Bill Bellamy’s new stand-up special begins with a couple of minutes of behind the scenes footage, catching the comic in the relaxed, playful moments before he has to go on stage. During his musings, he mentions that he was the first comic to appear on the first ever Def Comedy Jam, and that he was key in starting that comedy phenomenon. It sets a tone right from the word go that this is a fairly arrogant guy, and personally made it hard for me to enjoy the first chunk of his hour long special.
I’ve never seen Bill Bellamy do stand-up before. I’ve seen him in a handful of small, mostly forgettable film and television roles, but nothing substantial enough to form any sort of opinion about the man as a performer until now. Mostly, I didn’t laugh at Bellamy’s special. There’s some good stuff in here, but the more fine-tuned bits are depressingly rare. Such bits include Bellamy recounting his time spent in an adult chat room, and a story about a guy refusing to take off his flip-flops for airport security. These portions of the special are well-crafted, with an exceptional balance between jokes and physical comedy, and if the rest of the special were like this, I would have thoroughly enjoyed the entire thing.
Unfortunately, Bellamy digresses on long, predictable tirades about the differences between black people and white people. It’s an infinitely deep comedy well (in the 1990s) and while Bellamy’s material within this niche is unique, it falls flat at its most basic level.

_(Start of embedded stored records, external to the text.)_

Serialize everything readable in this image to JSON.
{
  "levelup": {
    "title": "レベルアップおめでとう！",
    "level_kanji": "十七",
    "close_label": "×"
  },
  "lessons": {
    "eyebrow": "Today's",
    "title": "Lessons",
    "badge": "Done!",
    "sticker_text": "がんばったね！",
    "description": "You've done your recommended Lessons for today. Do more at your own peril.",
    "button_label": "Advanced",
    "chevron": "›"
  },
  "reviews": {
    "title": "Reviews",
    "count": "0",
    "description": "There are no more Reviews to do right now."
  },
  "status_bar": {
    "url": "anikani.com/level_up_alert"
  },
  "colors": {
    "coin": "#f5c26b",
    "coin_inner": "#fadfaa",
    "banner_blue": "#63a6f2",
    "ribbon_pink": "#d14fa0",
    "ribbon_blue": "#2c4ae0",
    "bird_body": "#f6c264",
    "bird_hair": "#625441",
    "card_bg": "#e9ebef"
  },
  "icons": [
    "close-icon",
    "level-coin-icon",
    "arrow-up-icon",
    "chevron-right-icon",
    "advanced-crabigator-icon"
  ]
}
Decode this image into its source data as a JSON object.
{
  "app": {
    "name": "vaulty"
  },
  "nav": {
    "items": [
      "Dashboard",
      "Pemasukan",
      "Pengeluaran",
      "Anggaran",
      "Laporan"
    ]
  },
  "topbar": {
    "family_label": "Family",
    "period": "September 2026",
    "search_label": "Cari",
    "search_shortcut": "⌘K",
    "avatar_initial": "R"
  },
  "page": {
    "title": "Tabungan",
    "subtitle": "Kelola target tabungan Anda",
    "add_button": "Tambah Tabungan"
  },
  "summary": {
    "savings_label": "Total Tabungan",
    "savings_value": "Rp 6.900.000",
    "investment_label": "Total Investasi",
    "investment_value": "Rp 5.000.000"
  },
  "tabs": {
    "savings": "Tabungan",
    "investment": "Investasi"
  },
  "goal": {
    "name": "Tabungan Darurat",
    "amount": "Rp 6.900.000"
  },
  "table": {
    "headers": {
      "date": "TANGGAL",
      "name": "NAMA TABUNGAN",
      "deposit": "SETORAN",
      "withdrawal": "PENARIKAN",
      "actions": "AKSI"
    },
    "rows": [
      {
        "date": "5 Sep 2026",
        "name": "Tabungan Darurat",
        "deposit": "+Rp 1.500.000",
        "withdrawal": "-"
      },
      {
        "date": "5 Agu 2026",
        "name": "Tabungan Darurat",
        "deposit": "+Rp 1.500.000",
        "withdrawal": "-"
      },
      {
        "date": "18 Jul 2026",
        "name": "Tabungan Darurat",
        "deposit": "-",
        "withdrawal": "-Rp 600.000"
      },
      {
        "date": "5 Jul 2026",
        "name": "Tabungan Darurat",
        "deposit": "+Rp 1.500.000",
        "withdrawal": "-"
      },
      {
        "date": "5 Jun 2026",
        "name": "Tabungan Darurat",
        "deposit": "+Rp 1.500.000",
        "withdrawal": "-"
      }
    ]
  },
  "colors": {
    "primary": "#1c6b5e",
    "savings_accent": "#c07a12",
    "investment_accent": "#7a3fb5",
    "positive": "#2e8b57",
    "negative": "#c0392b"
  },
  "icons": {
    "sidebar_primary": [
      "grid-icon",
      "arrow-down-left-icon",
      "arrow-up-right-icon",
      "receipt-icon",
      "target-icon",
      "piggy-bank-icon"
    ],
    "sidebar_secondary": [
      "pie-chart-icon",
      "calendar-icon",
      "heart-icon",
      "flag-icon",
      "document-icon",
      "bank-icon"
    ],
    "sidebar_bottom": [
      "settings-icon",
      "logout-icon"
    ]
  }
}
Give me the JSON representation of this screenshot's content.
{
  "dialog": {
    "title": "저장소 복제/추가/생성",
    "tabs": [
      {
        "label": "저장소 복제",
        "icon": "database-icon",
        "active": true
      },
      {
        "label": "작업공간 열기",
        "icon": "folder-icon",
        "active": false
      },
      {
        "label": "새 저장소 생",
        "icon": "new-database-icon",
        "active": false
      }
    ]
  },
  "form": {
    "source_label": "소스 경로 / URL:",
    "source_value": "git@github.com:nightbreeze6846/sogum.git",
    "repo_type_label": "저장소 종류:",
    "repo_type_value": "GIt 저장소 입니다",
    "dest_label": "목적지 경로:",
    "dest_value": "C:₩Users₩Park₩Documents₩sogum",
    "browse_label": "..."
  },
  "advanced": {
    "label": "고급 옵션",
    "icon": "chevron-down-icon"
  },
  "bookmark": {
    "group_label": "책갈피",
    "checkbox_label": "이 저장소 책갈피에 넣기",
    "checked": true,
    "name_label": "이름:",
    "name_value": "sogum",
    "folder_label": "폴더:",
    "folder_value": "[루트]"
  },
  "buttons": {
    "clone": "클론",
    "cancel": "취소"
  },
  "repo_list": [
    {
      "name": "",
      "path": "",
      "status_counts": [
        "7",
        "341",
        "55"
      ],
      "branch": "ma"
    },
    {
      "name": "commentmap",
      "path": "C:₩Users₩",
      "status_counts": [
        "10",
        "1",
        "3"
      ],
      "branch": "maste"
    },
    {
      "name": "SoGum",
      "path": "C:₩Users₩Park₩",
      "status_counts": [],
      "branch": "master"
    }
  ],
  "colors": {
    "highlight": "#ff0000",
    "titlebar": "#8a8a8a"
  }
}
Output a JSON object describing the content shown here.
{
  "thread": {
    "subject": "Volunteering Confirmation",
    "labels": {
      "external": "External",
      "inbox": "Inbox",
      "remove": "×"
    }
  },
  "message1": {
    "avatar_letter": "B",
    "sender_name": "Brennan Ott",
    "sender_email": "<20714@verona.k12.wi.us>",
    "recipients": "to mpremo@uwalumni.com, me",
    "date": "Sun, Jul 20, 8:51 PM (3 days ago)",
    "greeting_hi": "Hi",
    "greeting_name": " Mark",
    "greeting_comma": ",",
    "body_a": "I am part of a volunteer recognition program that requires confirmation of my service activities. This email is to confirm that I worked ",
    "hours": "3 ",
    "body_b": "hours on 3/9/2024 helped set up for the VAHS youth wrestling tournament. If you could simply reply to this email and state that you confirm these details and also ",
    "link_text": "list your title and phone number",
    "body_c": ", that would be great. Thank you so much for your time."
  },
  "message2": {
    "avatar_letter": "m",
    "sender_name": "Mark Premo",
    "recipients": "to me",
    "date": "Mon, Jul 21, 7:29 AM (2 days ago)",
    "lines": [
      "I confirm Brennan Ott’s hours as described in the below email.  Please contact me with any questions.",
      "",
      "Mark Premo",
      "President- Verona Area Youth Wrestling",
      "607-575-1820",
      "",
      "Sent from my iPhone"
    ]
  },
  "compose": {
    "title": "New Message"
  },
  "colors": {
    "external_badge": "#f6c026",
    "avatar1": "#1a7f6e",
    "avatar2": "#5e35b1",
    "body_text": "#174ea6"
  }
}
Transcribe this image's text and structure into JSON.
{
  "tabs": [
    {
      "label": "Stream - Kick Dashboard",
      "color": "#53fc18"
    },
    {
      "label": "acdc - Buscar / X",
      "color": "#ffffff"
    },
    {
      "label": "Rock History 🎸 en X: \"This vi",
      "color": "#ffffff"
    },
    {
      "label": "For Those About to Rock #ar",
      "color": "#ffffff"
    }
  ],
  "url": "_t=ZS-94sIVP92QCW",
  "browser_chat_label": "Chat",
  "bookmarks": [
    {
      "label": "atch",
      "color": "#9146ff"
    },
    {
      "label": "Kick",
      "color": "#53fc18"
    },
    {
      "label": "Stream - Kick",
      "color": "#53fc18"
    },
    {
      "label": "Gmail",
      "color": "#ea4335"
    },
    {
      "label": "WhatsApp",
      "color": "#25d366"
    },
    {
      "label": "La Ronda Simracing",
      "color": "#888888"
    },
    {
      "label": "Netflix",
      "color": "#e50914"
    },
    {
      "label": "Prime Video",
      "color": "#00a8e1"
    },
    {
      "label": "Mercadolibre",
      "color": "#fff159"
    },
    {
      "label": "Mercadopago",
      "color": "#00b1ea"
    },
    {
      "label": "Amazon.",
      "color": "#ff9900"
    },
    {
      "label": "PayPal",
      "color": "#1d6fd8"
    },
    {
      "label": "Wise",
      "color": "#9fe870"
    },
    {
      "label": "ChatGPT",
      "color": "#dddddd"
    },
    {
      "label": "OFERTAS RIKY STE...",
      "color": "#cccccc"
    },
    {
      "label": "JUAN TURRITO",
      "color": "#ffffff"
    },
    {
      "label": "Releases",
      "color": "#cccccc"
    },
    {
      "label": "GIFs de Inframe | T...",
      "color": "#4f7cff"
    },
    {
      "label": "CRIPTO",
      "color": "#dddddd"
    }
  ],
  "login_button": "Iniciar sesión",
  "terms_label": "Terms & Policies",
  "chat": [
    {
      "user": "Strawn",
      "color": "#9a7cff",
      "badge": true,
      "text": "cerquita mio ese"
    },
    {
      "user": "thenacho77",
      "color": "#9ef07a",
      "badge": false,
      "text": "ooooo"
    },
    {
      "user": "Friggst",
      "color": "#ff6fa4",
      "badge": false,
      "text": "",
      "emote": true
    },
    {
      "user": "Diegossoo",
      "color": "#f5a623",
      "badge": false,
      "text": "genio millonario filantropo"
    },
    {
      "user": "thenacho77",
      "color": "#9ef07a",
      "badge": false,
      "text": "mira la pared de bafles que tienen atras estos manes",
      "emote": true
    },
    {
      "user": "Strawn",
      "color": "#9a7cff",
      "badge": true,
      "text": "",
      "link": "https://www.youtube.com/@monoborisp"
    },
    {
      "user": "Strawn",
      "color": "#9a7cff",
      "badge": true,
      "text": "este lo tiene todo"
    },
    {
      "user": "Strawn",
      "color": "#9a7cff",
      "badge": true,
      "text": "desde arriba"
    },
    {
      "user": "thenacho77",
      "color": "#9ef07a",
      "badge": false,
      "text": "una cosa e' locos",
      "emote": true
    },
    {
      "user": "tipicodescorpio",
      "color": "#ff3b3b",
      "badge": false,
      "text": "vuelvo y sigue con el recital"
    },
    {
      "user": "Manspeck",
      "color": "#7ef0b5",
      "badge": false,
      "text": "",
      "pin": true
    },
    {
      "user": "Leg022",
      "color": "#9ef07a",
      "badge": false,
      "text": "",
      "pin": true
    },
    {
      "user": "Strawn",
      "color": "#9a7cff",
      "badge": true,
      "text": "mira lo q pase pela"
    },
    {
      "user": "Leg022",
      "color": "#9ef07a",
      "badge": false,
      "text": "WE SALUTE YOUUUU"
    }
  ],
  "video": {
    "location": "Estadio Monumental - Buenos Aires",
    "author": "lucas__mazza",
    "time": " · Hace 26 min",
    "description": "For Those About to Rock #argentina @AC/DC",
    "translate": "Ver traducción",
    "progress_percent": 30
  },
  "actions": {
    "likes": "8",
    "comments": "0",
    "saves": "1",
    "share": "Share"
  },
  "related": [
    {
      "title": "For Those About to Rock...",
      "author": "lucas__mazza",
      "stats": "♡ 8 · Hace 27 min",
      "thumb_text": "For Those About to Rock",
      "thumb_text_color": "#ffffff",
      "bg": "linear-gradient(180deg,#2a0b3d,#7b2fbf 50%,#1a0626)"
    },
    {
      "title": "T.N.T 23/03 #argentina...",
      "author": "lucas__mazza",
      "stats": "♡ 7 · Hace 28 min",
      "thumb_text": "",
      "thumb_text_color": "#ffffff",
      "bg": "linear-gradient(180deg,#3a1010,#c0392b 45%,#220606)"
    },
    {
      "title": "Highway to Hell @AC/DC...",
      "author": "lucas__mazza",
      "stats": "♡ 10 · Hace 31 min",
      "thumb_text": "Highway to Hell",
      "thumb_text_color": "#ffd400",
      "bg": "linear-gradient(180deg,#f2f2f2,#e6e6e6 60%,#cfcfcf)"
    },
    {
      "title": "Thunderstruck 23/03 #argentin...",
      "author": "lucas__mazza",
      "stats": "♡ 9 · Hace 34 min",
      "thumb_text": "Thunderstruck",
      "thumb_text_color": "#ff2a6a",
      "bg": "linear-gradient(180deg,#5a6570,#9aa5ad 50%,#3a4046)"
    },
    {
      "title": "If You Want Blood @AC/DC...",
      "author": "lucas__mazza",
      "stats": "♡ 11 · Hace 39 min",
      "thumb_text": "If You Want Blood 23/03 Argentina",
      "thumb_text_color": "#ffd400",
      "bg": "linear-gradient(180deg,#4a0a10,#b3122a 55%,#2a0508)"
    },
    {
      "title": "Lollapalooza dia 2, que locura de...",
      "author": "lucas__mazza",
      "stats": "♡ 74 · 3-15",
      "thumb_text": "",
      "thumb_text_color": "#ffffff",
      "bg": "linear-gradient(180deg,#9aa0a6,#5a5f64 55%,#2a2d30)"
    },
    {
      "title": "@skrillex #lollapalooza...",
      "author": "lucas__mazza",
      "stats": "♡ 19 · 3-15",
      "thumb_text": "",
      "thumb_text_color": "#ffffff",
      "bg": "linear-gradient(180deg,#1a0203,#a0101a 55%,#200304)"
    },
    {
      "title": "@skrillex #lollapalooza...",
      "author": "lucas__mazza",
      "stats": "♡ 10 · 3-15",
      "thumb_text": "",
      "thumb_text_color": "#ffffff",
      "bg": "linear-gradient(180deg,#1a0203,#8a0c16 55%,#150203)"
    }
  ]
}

The comic has a definite stage presence, and a charisma which makes it easy to see why he draws in a fan base. I personally just like my comics to put a little more work into their material. A well-written joke goes a long way. If it’s impeccably performed as if it’s just occurring to the comic in real time, that’s a plus. Bellamy’s entire act feels like he’s saying it for the first time, but not in a good way – mostly just feels like he wasn’t prepared to go on stage. Obviously, his casual demeanor with the audience is an asset – I just wish he had enough solid material to back up his obvious talent as a performer.
No special features on the DVD, which isn’t completely uncommon for these stand-up releases, but they usually have the decency to throw on a short behind the scenes featurette.
Available on DVD from Entertainment One on July 17